"All indications are he has been planted by the Republican Party and my November opponent," Johnson said.
A state GOP spokesman says the Republican Party has nothing to do with Cruze's candidacy. Joe Gimse, the Republican candidate who will face the winner of the primary, told Minneota Public Radio the same. Some say Johnson's claim is ironic, since the veteran lawmaker was once a Republican himself.
DFLers say their proof is found on attendee lists from two Republican events. Cruze's name is on those lists. And while Cruze admits that's true, he says that doesn't mean he's active in the Republican Party.
"An attendee list is a wish list of people they'd like to have come. They try to encourage people to come, and sometimes names get put down that just kind of fill the blanks. It means nothing," Cruze said.
Cruze maintains he's not Republican, but a conservative Democrat in a part of the state where DFLers are often opposed to abortion and gay marriage.
"I got into the race to offer myself as a choice. It seems like there's a stranglehold on the party right now with the metro liberal agenda," Cruze said.
Cruz says he thinks voters in west central Minnesota are displeased with some of the stands Dean Johnson has taken in the Legislature.
It seems like there's a stranglehold on the party right now with the metro liberal agenda.Michael Cruze
Last session, Johnson blocked the effort for a state-wide vote to ban gay marriage. And he also prevented a vote on a bill prohibiting publicly funded abortions. Johnson says he opposed the bill because the Supreme Court has ruled that type of measure unconstitutional.
Regardless, it was a move that incensed abortion opponents, like the group Minnesota Citizens Concerned for Life.
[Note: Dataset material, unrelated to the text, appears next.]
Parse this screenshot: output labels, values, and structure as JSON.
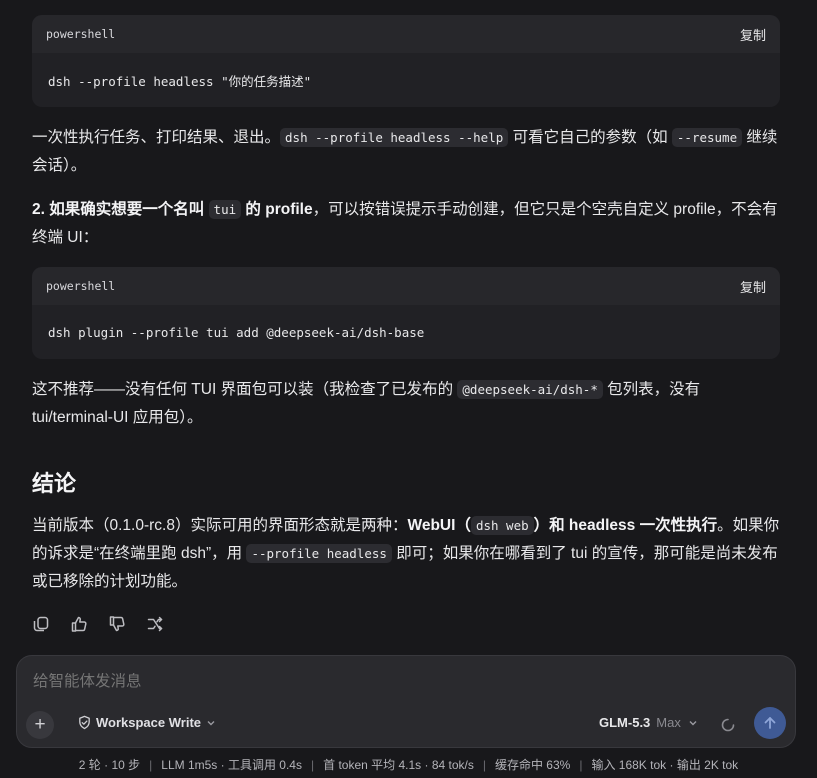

MCCL has endorsed Johnson's opponent in the primary election.
MCCL Executive Director Scott Fishbach says his group supported Johnson in past campaigns, but not this year.
"This is a district where we have been supportive of the individual that worked against us. So it's kind of a wake-up call for folks out there as to what Dean did," Fishbach said.
The MCCL recently spawned a new organization called Truth PAC, a political action committee set up soley to oppose Johnson's campaign.
The group's Web site plays up Johnson's public apology on the Senate floor last session for what he called an "inaccurate statement" he made to a group of pastors about gay marriage. Johnson told the group that several Minnesota Supreme Court justices assured him they wouldn't overturn a state law banning same-sex marriage. Johnson later admitted that was an embellishment.
Conservative political action groups, and Johnson's opponent Michael Cruze, are sending their message to more than just conservative Democrats. Cruze is also asking independents and Republicans to turn out on primary day to vote for him, a tactice which is allowed under Minnesota's primary election system.
But Paula O'Loughlin, a political science professor at the University of Minnesota, Morris, says crossover voting is not likely to make a difference in this primary.
"I just don't see it mattering. That requires a certain level of energy and anger. And I think there's some anger, but I don't know if it's that strong," O'Loughlin said. O'Loughlin says the outcome of the primary election will depend on whether socially conservative voters turn out to vote against Dean Johnson.
O'Loughlin is not convinced that will happen. She says his experience and leadership position in the Legislature still makes him a tough candidate to beat.